“Euthanasia” in animal control pounds and shelters is the number one documented cause of death of all cats in the U.S. The most comprehensive study to date indicates that 72% of all cats entering these facilities are killed. Just 23% are adopted, and only 2% are reunited with their owners.
These statistics are from the National Council on Pet Population Study and Policy Shelter Statistics Survey, 1994-97. It surveyed roughly 5,000 shelters annually for four years, receiving responses from about 1,000. Although dated, it remains the most comprehensive and rigorous study that exists. More recent, less complete studies reflect the same trends—for instance, the 2006 National Animal Control Association Statistical Survey showed that 66% of cats were killed.
For feral cats, the kill rate in pounds and shelters rises to virtually 100%.
Cats entering traditional animal pounds and shelters have only three possible outcomes: being adopted, reunited with an owner, or killed. Yet feral cats are unsocialized to humans and can’t adjust to life in a human home, and they have no traditional “owners” to claim them. For them, the only possible outcome is death.
Although the exact number of feral cats in this country is not known, some scientists estimate it is same as the house cat population, that is, 82 million. These animals are one of the most significant populations facing animal control pounds and shelters today.
Yet feral cats are also the animals whom facilities are usually least equipped to handle. Indeed, many pounds and shelters classify healthy feral cats as “unhealthy” or “untreatable,” which excludes them from “healthy animal” kill rates. These cats continue to be funneled into a system in which all of them are killed.
Animal nonprofits, research veterinarians, and other experts agree: killing in pounds and shelters is the leading cause of death of all cats in the United States. All are in agreement that too many cats are killed. Yet data collection and analysis on this critical issue are sparse.
Only a handful of states require pounds and shelters to report the fates of the animals they take into custody. The reasons for requiring reporting vary, as do the thoroughness and accuracy of the reports.
Even states that require reporting typically don’t make those reports accessible to the public; citizens must file Freedom of Information Act requests to view them. And very few pounds and shelters publicly reveal the number of animals they kill. Instead, these facilities’ websites and annual reports focus on adoption efforts. If they mention killing at all, they call it “euthanasia.”
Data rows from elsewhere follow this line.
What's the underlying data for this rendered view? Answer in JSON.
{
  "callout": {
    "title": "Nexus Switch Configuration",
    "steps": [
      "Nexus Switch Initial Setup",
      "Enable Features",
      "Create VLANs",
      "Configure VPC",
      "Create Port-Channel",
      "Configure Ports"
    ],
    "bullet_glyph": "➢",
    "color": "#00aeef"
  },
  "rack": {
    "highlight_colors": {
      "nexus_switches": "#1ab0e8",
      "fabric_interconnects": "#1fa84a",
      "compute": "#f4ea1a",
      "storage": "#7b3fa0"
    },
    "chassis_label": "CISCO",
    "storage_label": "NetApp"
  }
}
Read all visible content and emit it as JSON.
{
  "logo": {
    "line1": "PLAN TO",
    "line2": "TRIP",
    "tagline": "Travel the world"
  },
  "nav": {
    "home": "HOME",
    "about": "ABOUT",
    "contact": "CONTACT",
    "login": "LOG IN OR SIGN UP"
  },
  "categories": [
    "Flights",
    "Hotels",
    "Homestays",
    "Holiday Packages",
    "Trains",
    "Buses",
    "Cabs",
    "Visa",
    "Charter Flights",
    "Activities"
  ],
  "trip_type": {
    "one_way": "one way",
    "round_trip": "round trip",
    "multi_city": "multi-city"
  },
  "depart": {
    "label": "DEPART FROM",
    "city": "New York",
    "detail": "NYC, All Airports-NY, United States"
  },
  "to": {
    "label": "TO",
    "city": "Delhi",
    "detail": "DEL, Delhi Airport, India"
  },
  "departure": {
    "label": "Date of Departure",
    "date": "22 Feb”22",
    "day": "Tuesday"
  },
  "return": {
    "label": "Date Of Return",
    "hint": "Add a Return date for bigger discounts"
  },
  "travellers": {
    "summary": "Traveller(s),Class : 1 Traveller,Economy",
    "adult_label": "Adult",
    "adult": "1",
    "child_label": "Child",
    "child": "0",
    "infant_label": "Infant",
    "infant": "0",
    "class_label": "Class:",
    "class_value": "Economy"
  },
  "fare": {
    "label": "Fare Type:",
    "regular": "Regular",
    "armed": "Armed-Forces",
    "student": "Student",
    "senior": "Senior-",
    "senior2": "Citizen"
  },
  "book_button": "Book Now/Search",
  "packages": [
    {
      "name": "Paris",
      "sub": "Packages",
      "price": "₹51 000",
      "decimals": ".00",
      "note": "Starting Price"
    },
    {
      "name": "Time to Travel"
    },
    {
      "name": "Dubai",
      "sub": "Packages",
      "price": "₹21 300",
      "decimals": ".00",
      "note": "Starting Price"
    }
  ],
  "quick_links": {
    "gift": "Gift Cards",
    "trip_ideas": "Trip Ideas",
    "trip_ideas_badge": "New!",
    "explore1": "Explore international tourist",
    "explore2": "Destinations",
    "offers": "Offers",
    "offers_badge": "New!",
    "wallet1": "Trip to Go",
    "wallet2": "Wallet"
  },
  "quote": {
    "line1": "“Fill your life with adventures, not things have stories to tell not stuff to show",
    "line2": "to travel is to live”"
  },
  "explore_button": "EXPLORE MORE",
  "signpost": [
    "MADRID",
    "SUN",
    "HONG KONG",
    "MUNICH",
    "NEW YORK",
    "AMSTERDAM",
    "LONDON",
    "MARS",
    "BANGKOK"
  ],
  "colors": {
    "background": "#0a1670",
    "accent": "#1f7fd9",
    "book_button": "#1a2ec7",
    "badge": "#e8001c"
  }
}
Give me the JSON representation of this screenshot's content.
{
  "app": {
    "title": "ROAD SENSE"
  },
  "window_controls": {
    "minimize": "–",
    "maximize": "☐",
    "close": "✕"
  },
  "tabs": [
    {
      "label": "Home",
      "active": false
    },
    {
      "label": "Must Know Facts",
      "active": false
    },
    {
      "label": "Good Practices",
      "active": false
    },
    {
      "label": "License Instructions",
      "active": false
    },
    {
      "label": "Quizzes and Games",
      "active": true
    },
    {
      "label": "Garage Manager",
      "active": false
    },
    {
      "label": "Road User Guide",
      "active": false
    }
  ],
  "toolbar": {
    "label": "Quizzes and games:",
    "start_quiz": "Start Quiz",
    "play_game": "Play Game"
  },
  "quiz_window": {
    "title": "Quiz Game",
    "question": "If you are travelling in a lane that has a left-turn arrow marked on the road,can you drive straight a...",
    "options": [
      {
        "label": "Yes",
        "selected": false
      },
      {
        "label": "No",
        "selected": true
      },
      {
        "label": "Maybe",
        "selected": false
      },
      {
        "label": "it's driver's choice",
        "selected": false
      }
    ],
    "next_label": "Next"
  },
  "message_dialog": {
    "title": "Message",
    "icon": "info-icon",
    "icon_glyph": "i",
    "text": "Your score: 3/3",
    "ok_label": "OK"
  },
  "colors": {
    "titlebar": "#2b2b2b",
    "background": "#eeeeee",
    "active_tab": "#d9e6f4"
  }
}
Millions of cats are killed every year, but no one knows exactly how many. And the killing is done behind closed doors, away from the public eye.